If there’s one thing I love to read about it’s the role of exercise in living a long healthy life. So a story in this week’s Sydney Morning Herald really jumped out at me by a clever woman called Professor Cassandra Szoeke who heads up the Healthy Ageing Project at the University of Melbourne. I also heard Professor Szoeke interviewed on ABC radio later in the week. You can listen to that here.
Rather than try and recreate it, here’s an edited version of Professor Szoeke’s story. You can read the full version here.
No matter your age, daily activity will lead to improvements; the body always gets better with practice. Even better are the long-term benefits and health gains.
Researchers have shown that 15 minutes of exercise per day adds three years to your life, and 20 minutes per day adds seven years.
Choose activities you enjoy and can do every day.
Ultimately, the goal is to increase your capacity for exercise, meaning how much activity you can do comfortably.
The most important is that you can do whatever activity you want.
That’s what we’ve seen in our research at the Healthy Ageing Program: any activity will work. It doesn’t have to be the same activity, either. You might do something when you are one age and another thing when you’re older. You might do one activity when you’re with friends, another when you’re on your own; a physical activity of choice at home may not be the same as an activity while away from it. Even if you’re confined to a hospital bed after an operation, you might simply breathe deeply or wiggle your toes and contract your calves.
What does activity achieve?
Movement stimulates blood flow, which itself brings fuel and oxygen to cells. It also flushes the system, allowing by-products and unwanted accumulations to leave the cells and be metabolised, filtered and excreted. For this reason, every part of your body is improved by activity, which is why research shows us that it prevents many diseases and even prolongs life.
Movement doesn’t just remodel blood vessels (the most essential pipeline of energy and oxygen) it can also stimulate the generation of brand-new blood cells and blood vessels.

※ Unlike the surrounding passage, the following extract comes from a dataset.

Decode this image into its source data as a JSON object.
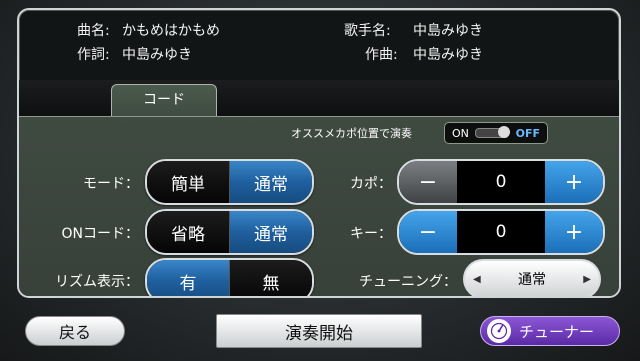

It does this when you are elderly as well as when you are young.
Even more exciting, science has indicated not only that capabilities can be augmented, but the actual vessels can alter themselves. This remodelling changes their structure, so that the vessels that looked characteristically ‘old’ changed to look characteristically ‘young’ after regular exercise. Exercise literally rejuvenates you.
Do something every day
We often think that to benefit from movement, we must commit to time-consuming, demanding, sometimes expensive activities. The participants in the Healthy Ageing Program have shown us it doesn’t have to be that way.
We expected that we would find people undertaking high-intensity activity would see better health results than those doing lower-intensity activity. Instead, what we found was that doing something small every day was the strongest predictor of health – as opposed to straining, difficult, infrequent sessions of activity.
We were surprised when, in the Women’s Healthy Ageing Project, the duration of exercise emerged as key. Looking over several decades, those who did one thing every day had the best outcomes. Although other, shorter-duration studies suggested that high-intensity exercise was important for better outcomes, we noted that those who did intense activity typically did not keep at it daily for several decades.
We also found the effect of exercise was cumulative, meaning that every one of the years over those decades mattered. So, while it’s good news that you can make up for lost time, know that if you don’t start early you are losing this contribution to your cumulative score. If you miss today, you have to do twice as much tomorrow – so don’t miss a day.
So, choose something you enjoy and can do every day. Change what you do, as you need to. Certain health conditions have optimal activities, like resistance training for sarcopenia, balance training to reduce falls, walking for peripheral vascular disease, and many more.
It was a relatively recent cultural evolution that reduced humans’ need to move. We need another one, to restructure our environments in ways that make activity essential.
But for now, ensure that activity is an integral part of your day. Make it effortless by placing it between where you are and where you need to get – make it fit into your everyday activities. Incorporate activity into your community and social time – research shows we do better together.
Add cycling into your life
As an obsessed cyclist, my recommendation is to ride a bike as your primary exercise, but you can also add other activities to your week like walking, running, resistance training, yoga, and more to get the anti-ageing benefits that Professor Szoeke speaks about. It doesn’t even have to be strenuous exercise, just move.